A payment model created under the Affordable Care Act, which has incentivized some health systems to place a greater emphasis on home care, has generated substantial savings to Medicare, a new study reveals.
The Pioneer Accountable Care Organization (ACO) Model generated more than $384 million in savings to Medicare over its first two years, giving the government cause to expand the patient care model to a larger population of Medicare beneficiaries.
The savings to Medicare, an average of approximately $300 per participating beneficiary per year, were released by the Department of Health and Human Services (HHS) this week.
“The [Office of the Actuary in the Centers for Medicare & Medicaid Services’] certification that expansion of Pioneer ACOs would reduce net Medicare spending, coupled with [HHS] Secretary Sylvia Mathews Burwell’s determination that expansion would maintain or improve patient care without limiting coverage or benefits, means that HHS will consider ways to scale the Pioneer ACO Model into other Medicare programs,” HHS said Monday in a statement.
Currently, the Pioneer ACO Model is serving more than 600,000 Medicare beneficiaries. However, it is the far smaller of the ACO programs, compared with the Medicare Shared Savings Program. The Pioneer program was designed for health systems that already have experience in coordinating care across settings, in order to achieve cost savings while delivering high-quality outcomes.

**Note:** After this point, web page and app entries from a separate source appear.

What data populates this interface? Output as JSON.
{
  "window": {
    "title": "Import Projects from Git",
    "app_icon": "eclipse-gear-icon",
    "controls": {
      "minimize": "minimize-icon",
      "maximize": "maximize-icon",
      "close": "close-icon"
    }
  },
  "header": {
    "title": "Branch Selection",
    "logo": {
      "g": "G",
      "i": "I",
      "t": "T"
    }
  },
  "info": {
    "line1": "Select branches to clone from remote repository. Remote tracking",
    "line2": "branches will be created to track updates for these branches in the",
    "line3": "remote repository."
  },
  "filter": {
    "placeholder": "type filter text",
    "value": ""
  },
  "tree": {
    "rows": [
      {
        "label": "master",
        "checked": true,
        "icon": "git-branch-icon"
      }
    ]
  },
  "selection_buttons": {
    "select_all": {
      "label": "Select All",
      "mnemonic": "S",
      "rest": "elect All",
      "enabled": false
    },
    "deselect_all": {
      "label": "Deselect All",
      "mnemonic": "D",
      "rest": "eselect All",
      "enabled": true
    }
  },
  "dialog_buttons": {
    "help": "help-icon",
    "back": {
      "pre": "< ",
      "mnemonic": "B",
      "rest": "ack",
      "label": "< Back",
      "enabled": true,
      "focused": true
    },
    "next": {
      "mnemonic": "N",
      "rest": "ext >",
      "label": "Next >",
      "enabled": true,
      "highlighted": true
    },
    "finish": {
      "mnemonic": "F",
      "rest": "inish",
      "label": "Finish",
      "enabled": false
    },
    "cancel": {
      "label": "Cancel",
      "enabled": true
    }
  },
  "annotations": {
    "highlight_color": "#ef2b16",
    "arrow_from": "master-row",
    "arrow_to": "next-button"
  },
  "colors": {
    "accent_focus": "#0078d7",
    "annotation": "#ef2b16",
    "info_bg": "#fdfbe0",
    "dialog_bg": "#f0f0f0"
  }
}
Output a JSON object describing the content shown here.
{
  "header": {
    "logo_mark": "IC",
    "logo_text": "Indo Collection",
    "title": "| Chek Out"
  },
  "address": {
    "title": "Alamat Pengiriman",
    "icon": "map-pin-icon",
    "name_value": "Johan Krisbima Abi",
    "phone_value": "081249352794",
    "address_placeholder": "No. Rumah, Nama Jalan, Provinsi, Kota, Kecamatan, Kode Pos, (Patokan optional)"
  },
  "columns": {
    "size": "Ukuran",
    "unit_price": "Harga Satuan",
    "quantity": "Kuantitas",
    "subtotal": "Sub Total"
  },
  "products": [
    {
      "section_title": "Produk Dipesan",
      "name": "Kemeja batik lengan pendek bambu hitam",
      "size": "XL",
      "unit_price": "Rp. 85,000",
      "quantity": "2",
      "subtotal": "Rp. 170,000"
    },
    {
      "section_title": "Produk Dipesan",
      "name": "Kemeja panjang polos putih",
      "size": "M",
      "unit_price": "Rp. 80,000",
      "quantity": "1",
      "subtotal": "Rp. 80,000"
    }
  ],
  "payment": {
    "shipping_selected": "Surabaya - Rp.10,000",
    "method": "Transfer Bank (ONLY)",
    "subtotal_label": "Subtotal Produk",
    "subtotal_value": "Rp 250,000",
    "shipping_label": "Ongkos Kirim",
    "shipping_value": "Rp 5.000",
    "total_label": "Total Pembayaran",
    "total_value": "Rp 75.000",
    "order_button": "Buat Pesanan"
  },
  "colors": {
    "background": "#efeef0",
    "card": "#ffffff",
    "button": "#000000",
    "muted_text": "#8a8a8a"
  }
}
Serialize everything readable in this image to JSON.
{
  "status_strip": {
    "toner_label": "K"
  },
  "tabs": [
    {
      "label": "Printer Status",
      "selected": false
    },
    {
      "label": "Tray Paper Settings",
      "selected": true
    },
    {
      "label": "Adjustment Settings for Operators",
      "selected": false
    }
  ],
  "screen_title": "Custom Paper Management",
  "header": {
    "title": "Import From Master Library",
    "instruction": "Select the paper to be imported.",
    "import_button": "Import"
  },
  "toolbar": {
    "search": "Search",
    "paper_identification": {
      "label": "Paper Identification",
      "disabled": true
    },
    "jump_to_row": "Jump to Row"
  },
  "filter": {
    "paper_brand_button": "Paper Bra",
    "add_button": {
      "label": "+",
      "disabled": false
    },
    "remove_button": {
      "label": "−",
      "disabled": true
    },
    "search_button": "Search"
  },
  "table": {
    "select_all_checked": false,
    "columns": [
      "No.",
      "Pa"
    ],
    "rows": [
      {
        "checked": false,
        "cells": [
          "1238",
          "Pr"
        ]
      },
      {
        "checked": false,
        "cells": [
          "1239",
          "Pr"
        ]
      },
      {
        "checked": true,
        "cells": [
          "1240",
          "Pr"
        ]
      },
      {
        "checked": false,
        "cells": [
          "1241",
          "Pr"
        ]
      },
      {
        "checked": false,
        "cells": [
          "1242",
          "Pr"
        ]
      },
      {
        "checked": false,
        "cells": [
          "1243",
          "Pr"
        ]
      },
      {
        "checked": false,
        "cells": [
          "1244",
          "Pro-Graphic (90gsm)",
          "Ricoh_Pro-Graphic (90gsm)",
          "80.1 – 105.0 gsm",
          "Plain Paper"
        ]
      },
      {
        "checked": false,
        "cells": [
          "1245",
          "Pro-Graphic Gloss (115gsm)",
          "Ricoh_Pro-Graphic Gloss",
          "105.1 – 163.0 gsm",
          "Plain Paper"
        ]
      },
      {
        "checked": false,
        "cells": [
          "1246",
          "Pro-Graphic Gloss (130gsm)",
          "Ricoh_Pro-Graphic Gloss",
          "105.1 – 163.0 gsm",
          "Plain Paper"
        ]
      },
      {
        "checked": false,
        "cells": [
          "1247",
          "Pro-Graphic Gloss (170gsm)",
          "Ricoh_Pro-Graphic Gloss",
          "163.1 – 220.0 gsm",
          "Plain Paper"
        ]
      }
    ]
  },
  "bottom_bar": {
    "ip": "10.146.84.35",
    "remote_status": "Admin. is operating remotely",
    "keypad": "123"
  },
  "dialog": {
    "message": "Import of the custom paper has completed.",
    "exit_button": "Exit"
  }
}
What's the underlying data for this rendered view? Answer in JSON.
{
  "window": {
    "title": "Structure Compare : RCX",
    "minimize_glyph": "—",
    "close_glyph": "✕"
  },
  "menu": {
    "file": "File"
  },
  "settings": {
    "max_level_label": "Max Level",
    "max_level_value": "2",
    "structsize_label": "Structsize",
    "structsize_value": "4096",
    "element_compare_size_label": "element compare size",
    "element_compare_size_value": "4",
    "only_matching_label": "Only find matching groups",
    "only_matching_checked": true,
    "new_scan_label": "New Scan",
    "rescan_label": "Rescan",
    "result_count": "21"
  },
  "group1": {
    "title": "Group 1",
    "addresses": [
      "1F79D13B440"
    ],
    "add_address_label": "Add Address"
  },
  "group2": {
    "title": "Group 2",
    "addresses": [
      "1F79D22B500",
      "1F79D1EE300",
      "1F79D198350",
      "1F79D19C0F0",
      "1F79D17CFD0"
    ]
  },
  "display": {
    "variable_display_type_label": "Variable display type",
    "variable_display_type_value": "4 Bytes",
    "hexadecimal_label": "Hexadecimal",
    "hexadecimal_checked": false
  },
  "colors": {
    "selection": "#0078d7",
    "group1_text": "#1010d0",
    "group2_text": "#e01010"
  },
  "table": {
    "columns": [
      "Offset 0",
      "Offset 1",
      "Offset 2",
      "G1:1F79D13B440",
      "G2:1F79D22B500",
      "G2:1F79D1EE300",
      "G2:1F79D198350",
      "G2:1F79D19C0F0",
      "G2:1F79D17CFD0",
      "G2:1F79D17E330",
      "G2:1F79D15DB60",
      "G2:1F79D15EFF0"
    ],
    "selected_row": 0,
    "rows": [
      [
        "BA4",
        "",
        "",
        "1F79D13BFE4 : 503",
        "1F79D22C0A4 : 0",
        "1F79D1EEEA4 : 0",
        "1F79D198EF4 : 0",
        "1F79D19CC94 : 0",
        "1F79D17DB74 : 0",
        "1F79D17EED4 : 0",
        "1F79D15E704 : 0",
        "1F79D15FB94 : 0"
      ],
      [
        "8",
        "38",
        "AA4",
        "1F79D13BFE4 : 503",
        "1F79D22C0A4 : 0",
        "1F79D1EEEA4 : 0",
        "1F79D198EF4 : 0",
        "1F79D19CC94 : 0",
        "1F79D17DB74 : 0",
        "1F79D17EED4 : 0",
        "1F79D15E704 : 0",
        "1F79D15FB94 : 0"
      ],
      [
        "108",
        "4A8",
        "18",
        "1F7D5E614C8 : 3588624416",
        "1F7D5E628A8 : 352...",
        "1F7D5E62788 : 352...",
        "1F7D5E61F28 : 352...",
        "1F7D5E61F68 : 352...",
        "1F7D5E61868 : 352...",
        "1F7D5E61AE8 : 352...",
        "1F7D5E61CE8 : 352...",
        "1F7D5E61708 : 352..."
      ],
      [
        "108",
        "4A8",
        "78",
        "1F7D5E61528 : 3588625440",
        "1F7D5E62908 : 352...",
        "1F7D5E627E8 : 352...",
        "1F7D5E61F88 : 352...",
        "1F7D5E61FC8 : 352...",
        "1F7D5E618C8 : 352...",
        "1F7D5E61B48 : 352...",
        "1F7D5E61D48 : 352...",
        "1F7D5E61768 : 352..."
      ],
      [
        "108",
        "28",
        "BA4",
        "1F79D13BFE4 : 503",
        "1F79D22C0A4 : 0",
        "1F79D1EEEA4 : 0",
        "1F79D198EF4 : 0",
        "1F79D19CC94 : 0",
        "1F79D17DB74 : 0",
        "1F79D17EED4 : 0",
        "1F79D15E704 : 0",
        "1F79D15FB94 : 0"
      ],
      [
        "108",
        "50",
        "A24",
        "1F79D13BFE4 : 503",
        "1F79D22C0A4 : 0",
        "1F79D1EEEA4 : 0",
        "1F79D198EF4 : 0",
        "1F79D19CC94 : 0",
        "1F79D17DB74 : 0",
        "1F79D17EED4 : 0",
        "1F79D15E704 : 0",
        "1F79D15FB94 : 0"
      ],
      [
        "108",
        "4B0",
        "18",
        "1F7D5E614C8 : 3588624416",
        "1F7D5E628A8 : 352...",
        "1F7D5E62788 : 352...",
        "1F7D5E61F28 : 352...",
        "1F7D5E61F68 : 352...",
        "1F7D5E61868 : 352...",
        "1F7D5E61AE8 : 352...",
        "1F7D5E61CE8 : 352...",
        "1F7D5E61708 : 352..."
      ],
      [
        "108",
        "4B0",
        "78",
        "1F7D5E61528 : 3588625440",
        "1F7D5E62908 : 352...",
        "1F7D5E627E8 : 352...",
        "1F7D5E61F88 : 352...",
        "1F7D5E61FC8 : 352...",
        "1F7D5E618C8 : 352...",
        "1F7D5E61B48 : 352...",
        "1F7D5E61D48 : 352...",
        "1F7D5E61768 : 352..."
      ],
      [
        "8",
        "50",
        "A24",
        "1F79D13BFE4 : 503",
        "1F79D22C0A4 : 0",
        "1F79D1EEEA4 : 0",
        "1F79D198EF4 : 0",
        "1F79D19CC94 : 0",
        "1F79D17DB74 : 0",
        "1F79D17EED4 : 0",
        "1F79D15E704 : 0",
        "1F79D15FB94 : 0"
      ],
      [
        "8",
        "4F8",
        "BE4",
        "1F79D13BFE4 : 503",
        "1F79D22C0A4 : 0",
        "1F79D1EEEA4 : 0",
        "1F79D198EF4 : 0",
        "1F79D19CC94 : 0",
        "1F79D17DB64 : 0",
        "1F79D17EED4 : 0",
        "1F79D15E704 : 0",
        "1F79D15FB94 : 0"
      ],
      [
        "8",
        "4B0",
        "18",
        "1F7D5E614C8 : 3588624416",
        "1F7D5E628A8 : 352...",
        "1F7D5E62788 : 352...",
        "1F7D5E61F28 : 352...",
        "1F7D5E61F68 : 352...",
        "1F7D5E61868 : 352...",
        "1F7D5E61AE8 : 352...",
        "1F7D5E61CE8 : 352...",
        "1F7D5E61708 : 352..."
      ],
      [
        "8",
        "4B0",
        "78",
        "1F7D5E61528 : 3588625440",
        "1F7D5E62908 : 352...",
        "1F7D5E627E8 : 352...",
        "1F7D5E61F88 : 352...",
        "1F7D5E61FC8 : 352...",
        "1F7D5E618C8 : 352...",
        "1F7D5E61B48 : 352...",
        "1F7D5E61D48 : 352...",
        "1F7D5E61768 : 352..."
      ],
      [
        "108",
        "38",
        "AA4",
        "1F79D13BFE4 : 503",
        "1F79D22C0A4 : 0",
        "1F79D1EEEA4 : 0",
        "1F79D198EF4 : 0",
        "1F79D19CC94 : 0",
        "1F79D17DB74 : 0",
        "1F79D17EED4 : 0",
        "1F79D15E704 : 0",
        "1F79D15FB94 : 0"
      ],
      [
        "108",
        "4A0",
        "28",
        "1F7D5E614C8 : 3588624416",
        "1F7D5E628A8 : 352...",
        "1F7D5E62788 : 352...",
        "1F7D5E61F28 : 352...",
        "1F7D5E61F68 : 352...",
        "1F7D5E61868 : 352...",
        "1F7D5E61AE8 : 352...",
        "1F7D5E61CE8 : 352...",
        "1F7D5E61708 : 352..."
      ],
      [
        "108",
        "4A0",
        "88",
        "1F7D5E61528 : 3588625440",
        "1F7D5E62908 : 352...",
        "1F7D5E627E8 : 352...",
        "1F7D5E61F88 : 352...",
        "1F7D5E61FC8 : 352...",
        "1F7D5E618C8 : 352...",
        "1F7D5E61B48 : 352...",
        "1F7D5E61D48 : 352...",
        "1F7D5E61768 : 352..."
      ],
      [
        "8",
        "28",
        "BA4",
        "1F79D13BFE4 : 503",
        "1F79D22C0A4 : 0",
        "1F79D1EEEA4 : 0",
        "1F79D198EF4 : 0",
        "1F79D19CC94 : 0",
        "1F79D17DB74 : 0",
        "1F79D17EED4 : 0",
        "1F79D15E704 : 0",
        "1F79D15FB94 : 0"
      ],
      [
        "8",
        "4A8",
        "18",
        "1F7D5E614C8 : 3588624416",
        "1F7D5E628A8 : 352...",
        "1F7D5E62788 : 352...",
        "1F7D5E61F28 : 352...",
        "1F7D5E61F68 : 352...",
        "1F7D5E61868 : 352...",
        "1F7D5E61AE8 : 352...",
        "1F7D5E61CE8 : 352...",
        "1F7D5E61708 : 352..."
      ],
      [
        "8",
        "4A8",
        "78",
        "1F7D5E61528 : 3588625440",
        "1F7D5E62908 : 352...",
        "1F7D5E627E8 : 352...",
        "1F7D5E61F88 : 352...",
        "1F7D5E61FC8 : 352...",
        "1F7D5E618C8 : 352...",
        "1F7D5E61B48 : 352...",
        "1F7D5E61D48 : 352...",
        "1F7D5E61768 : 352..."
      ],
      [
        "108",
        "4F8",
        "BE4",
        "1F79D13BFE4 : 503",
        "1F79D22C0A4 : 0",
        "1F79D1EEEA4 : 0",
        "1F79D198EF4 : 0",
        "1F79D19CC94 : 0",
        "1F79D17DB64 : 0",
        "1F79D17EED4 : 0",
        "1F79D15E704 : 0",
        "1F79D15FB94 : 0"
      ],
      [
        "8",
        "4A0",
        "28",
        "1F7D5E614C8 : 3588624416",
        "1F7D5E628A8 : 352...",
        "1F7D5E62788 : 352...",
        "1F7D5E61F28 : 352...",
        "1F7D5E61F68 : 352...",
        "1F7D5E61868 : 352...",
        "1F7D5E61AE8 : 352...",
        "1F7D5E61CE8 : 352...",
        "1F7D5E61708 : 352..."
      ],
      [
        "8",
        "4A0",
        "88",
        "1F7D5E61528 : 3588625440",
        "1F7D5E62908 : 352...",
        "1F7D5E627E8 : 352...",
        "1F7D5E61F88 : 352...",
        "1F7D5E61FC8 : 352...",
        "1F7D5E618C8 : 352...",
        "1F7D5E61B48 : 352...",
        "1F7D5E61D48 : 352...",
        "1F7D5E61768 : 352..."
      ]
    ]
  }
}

Participating organizations could receive greater monetary awards but also faced greater risks of penalties than those in the MSSP. Part of the Pioneer expansion could see MSSP participants switching over to the Pioneer model, according to CMS.
One of the 18 ACOs participating in the Pioneer program this calendar year, Arizona-based Banner Health Network, recently reported that it dramatically reduced hospitalizations and cut costs by implementing a telehealth initiative to improve home care for patients with chronic conditions.
Compared to their counterparts in regular fee-for-service or Medicare Advantage plans, Medicare beneficiaries who are in Pioneer ACOs on average report more timely care and better communication with their providers; use inpatient hospital services less and have fewer tests and procedures; and have more follow-up visits from their providers after hospital discharge, according to HHS’ report findings.
“This is a crucial milestone in our efforts to build a health care system that delivers better care, spends our health care dollars more wisely, and results in healthier people,” Burwell said in a statement. “The Affordable Care Act gave us powerful new tools to test better ways to improve patient care and keep communities healthier. The Pioneer ACO Model has demonstrated that patients can get high quality and coordinated care at the right time, and we can generate savings for Medicare and the health care system at large.”
The positive findings follow a rocky start for the program. By September of last year the program had seen the exit of 13 health systems, which stirred concerns that even sophisticated organizations may be unwilling to take losses while they wait for policymakers to test new payment and healthcare delivery models.
Pioneer ACOs generated Medicare savings of $279.7 million in 2012 and $104.5 million in 2013, data show. To date, actuarial analyses show that ACOs in the Pioneer ACO Model and the Medicare Shared Savings Program have generated over $417 million in total program savings for Medicare.
“This success demonstrates that CMS can design and test innovative payment and service delivery models that produce better outcomes for the Medicare program and beneficiaries,” said Patrick Conway, MD, the acting principal deputy administrator of CMS. “This gives CMS greater confidence in scaling elements of the model to benefit people across the nation, and we are working to determine the best strategies for embedding the lessons we have already learned from the Pioneer Model into permanent Medicare programs and our nation’s health system.”
Written by Cassandra Dowell